◆ **What needs to be done**
Word for word, copy out the records given below.

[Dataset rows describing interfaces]
★ ★ ★ ★ ★ ★ ★

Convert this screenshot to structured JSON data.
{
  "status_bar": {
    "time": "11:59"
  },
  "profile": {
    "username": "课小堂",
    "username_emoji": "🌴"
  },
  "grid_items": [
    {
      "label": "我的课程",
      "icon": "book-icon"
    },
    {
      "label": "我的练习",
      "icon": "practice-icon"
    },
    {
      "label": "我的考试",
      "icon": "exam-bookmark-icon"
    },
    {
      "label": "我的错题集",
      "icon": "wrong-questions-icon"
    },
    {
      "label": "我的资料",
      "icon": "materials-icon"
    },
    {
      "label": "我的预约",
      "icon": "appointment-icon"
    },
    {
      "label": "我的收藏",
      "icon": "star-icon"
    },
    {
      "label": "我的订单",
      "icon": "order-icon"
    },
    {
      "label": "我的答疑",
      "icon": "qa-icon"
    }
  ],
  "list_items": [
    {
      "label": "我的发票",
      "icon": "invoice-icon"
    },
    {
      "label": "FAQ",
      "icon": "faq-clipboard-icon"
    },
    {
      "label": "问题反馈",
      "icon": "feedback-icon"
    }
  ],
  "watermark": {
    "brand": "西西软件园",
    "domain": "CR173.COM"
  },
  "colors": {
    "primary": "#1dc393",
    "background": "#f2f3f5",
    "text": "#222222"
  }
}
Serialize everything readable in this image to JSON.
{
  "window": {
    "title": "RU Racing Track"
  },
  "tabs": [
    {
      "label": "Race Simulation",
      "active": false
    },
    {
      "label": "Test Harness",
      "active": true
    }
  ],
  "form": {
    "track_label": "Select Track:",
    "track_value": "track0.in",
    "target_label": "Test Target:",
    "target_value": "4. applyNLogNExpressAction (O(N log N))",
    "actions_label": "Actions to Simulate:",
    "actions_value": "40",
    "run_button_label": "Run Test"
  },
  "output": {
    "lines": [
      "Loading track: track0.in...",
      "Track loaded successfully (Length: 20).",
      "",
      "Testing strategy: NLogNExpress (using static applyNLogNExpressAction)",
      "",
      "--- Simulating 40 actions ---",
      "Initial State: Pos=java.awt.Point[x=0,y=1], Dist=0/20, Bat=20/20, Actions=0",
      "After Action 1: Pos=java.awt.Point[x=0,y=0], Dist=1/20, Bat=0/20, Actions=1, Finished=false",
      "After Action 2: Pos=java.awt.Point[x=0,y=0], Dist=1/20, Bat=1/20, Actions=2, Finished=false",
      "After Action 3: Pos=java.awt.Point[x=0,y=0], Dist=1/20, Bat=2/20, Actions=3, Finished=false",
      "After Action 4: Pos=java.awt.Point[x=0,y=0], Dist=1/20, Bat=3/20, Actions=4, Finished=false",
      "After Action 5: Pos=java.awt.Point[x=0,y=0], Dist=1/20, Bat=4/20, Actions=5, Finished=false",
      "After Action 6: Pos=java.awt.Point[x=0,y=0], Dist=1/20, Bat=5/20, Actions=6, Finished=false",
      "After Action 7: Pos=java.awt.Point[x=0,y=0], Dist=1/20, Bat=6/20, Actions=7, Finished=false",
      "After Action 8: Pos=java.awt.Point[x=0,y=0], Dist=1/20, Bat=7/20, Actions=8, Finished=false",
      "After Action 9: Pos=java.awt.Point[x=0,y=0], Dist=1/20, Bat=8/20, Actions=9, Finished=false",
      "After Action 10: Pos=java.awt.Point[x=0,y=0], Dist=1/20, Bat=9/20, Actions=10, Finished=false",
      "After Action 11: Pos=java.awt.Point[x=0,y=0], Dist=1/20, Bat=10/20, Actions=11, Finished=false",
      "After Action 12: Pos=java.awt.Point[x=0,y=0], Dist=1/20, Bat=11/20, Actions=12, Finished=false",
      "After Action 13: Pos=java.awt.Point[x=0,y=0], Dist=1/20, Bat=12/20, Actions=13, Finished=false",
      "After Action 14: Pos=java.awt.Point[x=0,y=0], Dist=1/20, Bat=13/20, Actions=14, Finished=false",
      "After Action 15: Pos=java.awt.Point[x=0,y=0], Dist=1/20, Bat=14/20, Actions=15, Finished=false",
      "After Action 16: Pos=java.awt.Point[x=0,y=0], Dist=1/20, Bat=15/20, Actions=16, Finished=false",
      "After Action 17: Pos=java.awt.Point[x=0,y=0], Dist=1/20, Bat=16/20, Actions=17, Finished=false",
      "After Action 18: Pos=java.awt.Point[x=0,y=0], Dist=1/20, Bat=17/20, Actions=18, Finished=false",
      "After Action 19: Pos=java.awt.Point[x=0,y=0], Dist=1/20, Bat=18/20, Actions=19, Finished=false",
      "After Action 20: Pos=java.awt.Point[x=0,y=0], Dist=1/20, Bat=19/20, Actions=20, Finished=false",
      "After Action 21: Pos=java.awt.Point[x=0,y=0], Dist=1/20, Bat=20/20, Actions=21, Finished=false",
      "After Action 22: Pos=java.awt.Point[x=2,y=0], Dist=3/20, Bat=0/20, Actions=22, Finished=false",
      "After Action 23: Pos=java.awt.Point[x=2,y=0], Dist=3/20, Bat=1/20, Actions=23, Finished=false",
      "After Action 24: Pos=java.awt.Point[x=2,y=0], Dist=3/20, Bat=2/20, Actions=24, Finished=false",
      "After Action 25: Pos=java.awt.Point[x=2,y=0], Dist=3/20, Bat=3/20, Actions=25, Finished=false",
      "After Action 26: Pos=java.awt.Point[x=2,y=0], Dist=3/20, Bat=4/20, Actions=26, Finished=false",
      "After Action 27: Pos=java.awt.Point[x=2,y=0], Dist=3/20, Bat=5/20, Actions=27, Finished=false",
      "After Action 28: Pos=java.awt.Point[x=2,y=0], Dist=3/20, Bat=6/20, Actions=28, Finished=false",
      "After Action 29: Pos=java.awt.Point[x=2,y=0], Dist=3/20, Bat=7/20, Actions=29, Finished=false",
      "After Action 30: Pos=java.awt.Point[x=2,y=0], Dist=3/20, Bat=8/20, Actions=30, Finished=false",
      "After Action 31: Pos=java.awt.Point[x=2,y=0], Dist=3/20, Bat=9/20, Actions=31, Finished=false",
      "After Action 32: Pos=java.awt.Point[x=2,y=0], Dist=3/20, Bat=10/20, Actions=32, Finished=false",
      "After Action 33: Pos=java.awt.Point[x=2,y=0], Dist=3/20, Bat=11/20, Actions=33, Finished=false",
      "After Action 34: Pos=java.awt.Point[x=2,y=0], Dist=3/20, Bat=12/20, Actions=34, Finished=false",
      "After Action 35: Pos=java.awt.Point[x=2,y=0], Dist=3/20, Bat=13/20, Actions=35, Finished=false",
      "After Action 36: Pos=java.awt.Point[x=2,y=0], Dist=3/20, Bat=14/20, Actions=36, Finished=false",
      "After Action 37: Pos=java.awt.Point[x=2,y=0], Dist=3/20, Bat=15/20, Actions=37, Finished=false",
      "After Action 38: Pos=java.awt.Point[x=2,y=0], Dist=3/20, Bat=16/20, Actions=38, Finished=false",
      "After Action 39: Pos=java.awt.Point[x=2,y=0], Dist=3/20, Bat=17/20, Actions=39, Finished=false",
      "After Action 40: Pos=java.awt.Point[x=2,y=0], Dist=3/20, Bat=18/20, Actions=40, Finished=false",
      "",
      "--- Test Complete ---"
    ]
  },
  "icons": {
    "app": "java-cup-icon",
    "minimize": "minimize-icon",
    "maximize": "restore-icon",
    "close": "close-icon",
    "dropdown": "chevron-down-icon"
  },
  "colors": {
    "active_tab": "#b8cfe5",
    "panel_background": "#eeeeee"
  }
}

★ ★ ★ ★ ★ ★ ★

◆ **Written answer**
Convert this screenshot to structured JSON data.
{
  "status_bar": {
    "time": "11:59"
  },
  "profile": {
    "username": "课小堂",
    "username_emoji": "🌴"
  },
  "grid_items": [
    {
      "label": "我的课程",
      "icon": "book-icon"
    },
    {
      "label": "我的练习",
      "icon": "practice-icon"
    },
    {
      "label": "我的考试",
      "icon": "exam-bookmark-icon"
    },
    {
      "label": "我的错题集",
      "icon": "wrong-questions-icon"
    },
    {
      "label": "我的资料",
      "icon": "materials-icon"
    },
    {
      "label": "我的预约",
      "icon": "appointment-icon"
    },
    {
      "label": "我的收藏",
      "icon": "star-icon"
    },
    {
      "label": "我的订单",
      "icon": "order-icon"
    },
    {
      "label": "我的答疑",
      "icon": "qa-icon"
    }
  ],
  "list_items": [
    {
      "label": "我的发票",
      "icon": "invoice-icon"
    },
    {
      "label": "FAQ",
      "icon": "faq-clipboard-icon"
    },
    {
      "label": "问题反馈",
      "icon": "feedback-icon"
    }
  ],
  "watermark": {
    "brand": "西西软件园",
    "domain": "CR173.COM"
  },
  "colors": {
    "primary": "#1dc393",
    "background": "#f2f3f5",
    "text": "#222222"
  }
}
Serialize everything readable in this image to JSON.
{
  "window": {
    "title": "RU Racing Track"
  },
  "tabs": [
    {
      "label": "Race Simulation",
      "active": false
    },
    {
      "label": "Test Harness",
      "active": true
    }
  ],
  "form": {
    "track_label": "Select Track:",
    "track_value": "track0.in",
    "target_label": "Test Target:",
    "target_value": "4. applyNLogNExpressAction (O(N log N))",
    "actions_label": "Actions to Simulate:",
    "actions_value": "40",
    "run_button_label": "Run Test"
  },
  "output": {
    "lines": [
      "Loading track: track0.in...",
      "Track loaded successfully (Length: 20).",
      "",
      "Testing strategy: NLogNExpress (using static applyNLogNExpressAction)",
      "",
      "--- Simulating 40 actions ---",
      "Initial State: Pos=java.awt.Point[x=0,y=1], Dist=0/20, Bat=20/20, Actions=0",
      "After Action 1: Pos=java.awt.Point[x=0,y=0], Dist=1/20, Bat=0/20, Actions=1, Finished=false",
      "After Action 2: Pos=java.awt.Point[x=0,y=0], Dist=1/20, Bat=1/20, Actions=2, Finished=false",
      "After Action 3: Pos=java.awt.Point[x=0,y=0], Dist=1/20, Bat=2/20, Actions=3, Finished=false",
      "After Action 4: Pos=java.awt.Point[x=0,y=0], Dist=1/20, Bat=3/20, Actions=4, Finished=false",
      "After Action 5: Pos=java.awt.Point[x=0,y=0], Dist=1/20, Bat=4/20, Actions=5, Finished=false",
      "After Action 6: Pos=java.awt.Point[x=0,y=0], Dist=1/20, Bat=5/20, Actions=6, Finished=false",
      "After Action 7: Pos=java.awt.Point[x=0,y=0], Dist=1/20, Bat=6/20, Actions=7, Finished=false",
      "After Action 8: Pos=java.awt.Point[x=0,y=0], Dist=1/20, Bat=7/20, Actions=8, Finished=false",
      "After Action 9: Pos=java.awt.Point[x=0,y=0], Dist=1/20, Bat=8/20, Actions=9, Finished=false",
      "After Action 10: Pos=java.awt.Point[x=0,y=0], Dist=1/20, Bat=9/20, Actions=10, Finished=false",
      "After Action 11: Pos=java.awt.Point[x=0,y=0], Dist=1/20, Bat=10/20, Actions=11, Finished=false",
      "After Action 12: Pos=java.awt.Point[x=0,y=0], Dist=1/20, Bat=11/20, Actions=12, Finished=false",
      "After Action 13: Pos=java.awt.Point[x=0,y=0], Dist=1/20, Bat=12/20, Actions=13, Finished=false",
      "After Action 14: Pos=java.awt.Point[x=0,y=0], Dist=1/20, Bat=13/20, Actions=14, Finished=false",
      "After Action 15: Pos=java.awt.Point[x=0,y=0], Dist=1/20, Bat=14/20, Actions=15, Finished=false",
      "After Action 16: Pos=java.awt.Point[x=0,y=0], Dist=1/20, Bat=15/20, Actions=16, Finished=false",
      "After Action 17: Pos=java.awt.Point[x=0,y=0], Dist=1/20, Bat=16/20, Actions=17, Finished=false",
      "After Action 18: Pos=java.awt.Point[x=0,y=0], Dist=1/20, Bat=17/20, Actions=18, Finished=false",
      "After Action 19: Pos=java.awt.Point[x=0,y=0], Dist=1/20, Bat=18/20, Actions=19, Finished=false",
      "After Action 20: Pos=java.awt.Point[x=0,y=0], Dist=1/20, Bat=19/20, Actions=20, Finished=false",
      "After Action 21: Pos=java.awt.Point[x=0,y=0], Dist=1/20, Bat=20/20, Actions=21, Finished=false",
      "After Action 22: Pos=java.awt.Point[x=2,y=0], Dist=3/20, Bat=0/20, Actions=22, Finished=false",
      "After Action 23: Pos=java.awt.Point[x=2,y=0], Dist=3/20, Bat=1/20, Actions=23, Finished=false",
      "After Action 24: Pos=java.awt.Point[x=2,y=0], Dist=3/20, Bat=2/20, Actions=24, Finished=false",
      "After Action 25: Pos=java.awt.Point[x=2,y=0], Dist=3/20, Bat=3/20, Actions=25, Finished=false",
      "After Action 26: Pos=java.awt.Point[x=2,y=0], Dist=3/20, Bat=4/20, Actions=26, Finished=false",
      "After Action 27: Pos=java.awt.Point[x=2,y=0], Dist=3/20, Bat=5/20, Actions=27, Finished=false",
      "After Action 28: Pos=java.awt.Point[x=2,y=0], Dist=3/20, Bat=6/20, Actions=28, Finished=false",
      "After Action 29: Pos=java.awt.Point[x=2,y=0], Dist=3/20, Bat=7/20, Actions=29, Finished=false",
      "After Action 30: Pos=java.awt.Point[x=2,y=0], Dist=3/20, Bat=8/20, Actions=30, Finished=false",
      "After Action 31: Pos=java.awt.Point[x=2,y=0], Dist=3/20, Bat=9/20, Actions=31, Finished=false",
      "After Action 32: Pos=java.awt.Point[x=2,y=0], Dist=3/20, Bat=10/20, Actions=32, Finished=false",
      "After Action 33: Pos=java.awt.Point[x=2,y=0], Dist=3/20, Bat=11/20, Actions=33, Finished=false",
      "After Action 34: Pos=java.awt.Point[x=2,y=0], Dist=3/20, Bat=12/20, Actions=34, Finished=false",
      "After Action 35: Pos=java.awt.Point[x=2,y=0], Dist=3/20, Bat=13/20, Actions=35, Finished=false",
      "After Action 36: Pos=java.awt.Point[x=2,y=0], Dist=3/20, Bat=14/20, Actions=36, Finished=false",
      "After Action 37: Pos=java.awt.Point[x=2,y=0], Dist=3/20, Bat=15/20, Actions=37, Finished=false",
      "After Action 38: Pos=java.awt.Point[x=2,y=0], Dist=3/20, Bat=16/20, Actions=38, Finished=false",
      "After Action 39: Pos=java.awt.Point[x=2,y=0], Dist=3/20, Bat=17/20, Actions=39, Finished=false",
      "After Action 40: Pos=java.awt.Point[x=2,y=0], Dist=3/20, Bat=18/20, Actions=40, Finished=false",
      "",
      "--- Test Complete ---"
    ]
  },
  "icons": {
    "app": "java-cup-icon",
    "minimize": "minimize-icon",
    "maximize": "restore-icon",
    "close": "close-icon",
    "dropdown": "chevron-down-icon"
  },
  "colors": {
    "active_tab": "#b8cfe5",
    "panel_background": "#eeeeee"
  }
}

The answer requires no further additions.